Powell became an EMT with the Chesterfield County Fire Department in 1981, and was certified as a paramedic in 1988. In 2005, his dream of being a flight paramedic came true when he was selected to join the Med-Flight Team.
“This is the most coveted job on the fire department,” said Powell. “Everybody wants to get in here. I had tried for 12 years!”
Powell said he enjoyed knowing that he was helping save lives. But he also admitted that just being up in the air was a lot of fun. “It was beautiful flying,” he remarked while looking out the hangar door and into a clear blue sky. “It’s exciting.”
Powell did not share any stories of the citizens he has helped, nor the lives he had saved. He is not that kind of man. Instead, he quietly returned to the room full of present and former aircrew members who had come to the hangar to wish him well – and to reminisce about his stellar career with him.

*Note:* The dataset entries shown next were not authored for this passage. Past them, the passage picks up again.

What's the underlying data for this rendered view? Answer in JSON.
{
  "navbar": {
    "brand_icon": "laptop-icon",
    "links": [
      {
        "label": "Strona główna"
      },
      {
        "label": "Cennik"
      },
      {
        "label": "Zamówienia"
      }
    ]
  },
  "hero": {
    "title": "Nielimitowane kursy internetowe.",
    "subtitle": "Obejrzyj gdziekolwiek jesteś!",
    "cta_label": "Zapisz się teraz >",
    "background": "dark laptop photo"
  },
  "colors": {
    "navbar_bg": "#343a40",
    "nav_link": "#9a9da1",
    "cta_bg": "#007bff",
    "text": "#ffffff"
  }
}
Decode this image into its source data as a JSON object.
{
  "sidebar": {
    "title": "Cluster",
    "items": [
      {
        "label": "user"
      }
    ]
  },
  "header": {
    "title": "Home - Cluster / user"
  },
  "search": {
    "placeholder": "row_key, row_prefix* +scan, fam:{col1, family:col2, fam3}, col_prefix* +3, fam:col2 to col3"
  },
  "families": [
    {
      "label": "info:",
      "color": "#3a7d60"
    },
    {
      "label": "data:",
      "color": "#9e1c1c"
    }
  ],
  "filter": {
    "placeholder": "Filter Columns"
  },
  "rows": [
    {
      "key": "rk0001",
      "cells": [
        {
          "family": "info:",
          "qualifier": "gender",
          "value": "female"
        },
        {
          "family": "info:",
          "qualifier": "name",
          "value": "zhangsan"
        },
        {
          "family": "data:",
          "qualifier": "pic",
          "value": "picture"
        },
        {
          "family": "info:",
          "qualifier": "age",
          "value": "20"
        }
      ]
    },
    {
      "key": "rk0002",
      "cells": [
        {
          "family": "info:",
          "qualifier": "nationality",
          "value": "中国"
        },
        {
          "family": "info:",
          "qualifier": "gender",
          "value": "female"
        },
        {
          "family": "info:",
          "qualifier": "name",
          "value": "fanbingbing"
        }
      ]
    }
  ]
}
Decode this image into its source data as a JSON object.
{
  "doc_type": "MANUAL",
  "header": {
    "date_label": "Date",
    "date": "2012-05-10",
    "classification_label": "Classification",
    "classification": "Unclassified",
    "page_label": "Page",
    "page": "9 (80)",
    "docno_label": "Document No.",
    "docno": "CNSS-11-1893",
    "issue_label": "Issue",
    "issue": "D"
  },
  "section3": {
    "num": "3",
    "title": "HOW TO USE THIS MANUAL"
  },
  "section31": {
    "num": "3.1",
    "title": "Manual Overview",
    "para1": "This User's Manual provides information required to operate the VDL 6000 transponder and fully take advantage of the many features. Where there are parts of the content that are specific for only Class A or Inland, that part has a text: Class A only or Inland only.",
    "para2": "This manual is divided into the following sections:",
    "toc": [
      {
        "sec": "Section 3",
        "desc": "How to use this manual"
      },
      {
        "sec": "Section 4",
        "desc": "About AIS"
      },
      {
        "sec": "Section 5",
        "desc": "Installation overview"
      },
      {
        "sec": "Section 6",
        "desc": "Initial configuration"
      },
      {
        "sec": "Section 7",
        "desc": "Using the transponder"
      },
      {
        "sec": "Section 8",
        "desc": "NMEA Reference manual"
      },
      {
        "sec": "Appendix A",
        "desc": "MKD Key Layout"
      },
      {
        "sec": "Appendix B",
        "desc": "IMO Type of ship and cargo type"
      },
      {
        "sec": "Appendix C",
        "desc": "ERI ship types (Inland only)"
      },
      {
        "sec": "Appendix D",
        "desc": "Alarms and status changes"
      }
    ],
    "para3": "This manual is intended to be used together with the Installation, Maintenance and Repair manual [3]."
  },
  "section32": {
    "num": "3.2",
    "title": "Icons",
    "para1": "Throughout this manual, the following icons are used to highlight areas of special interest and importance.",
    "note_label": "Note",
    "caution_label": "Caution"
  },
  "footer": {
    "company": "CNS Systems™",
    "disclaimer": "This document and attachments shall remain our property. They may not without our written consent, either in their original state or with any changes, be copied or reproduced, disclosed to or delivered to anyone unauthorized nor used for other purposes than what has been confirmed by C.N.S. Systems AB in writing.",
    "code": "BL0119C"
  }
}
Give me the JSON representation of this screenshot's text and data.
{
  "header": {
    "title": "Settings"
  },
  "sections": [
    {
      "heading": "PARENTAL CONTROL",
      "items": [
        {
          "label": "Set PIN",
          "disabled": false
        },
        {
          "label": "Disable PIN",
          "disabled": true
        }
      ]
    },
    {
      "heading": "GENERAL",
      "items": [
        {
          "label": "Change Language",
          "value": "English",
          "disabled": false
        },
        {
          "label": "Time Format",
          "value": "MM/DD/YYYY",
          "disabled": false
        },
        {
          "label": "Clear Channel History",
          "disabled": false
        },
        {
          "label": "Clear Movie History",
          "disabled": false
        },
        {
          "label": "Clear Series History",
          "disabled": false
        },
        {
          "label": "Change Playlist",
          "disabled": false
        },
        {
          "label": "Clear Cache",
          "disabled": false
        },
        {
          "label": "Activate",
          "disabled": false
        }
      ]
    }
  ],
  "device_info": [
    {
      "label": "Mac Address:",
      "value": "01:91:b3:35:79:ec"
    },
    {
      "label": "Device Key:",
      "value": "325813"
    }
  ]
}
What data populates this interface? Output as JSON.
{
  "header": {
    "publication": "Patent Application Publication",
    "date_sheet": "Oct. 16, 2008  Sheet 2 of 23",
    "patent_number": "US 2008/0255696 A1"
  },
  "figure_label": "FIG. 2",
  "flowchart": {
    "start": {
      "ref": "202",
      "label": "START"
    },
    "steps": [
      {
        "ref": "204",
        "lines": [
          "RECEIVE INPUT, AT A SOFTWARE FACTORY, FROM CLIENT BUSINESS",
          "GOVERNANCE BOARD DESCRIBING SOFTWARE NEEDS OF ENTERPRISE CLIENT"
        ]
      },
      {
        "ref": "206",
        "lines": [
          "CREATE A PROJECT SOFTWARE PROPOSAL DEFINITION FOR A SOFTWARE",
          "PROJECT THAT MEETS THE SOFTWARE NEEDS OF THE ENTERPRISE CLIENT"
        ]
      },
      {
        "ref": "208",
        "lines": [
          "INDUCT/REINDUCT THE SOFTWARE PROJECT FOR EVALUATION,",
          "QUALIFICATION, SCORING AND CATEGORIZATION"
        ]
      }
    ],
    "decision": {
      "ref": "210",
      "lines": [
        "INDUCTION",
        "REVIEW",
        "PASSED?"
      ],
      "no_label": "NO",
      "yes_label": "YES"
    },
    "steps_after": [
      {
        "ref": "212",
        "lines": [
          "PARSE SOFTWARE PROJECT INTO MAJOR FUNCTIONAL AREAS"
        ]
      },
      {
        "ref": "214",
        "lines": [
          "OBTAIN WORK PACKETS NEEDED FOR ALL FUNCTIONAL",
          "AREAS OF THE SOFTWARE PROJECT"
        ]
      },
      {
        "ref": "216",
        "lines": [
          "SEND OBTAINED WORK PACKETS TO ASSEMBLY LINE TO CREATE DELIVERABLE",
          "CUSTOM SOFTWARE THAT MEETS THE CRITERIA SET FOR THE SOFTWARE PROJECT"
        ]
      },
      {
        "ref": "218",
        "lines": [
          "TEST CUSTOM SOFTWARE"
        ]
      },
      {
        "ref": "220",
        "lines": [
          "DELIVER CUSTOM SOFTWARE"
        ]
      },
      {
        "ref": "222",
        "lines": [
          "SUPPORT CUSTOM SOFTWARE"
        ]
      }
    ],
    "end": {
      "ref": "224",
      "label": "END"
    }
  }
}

When asked what his plans were after hanging up his helmet and stethoscope, he smiled and said, “I’ll be trying to figure out which river I’m going to fish on each day.”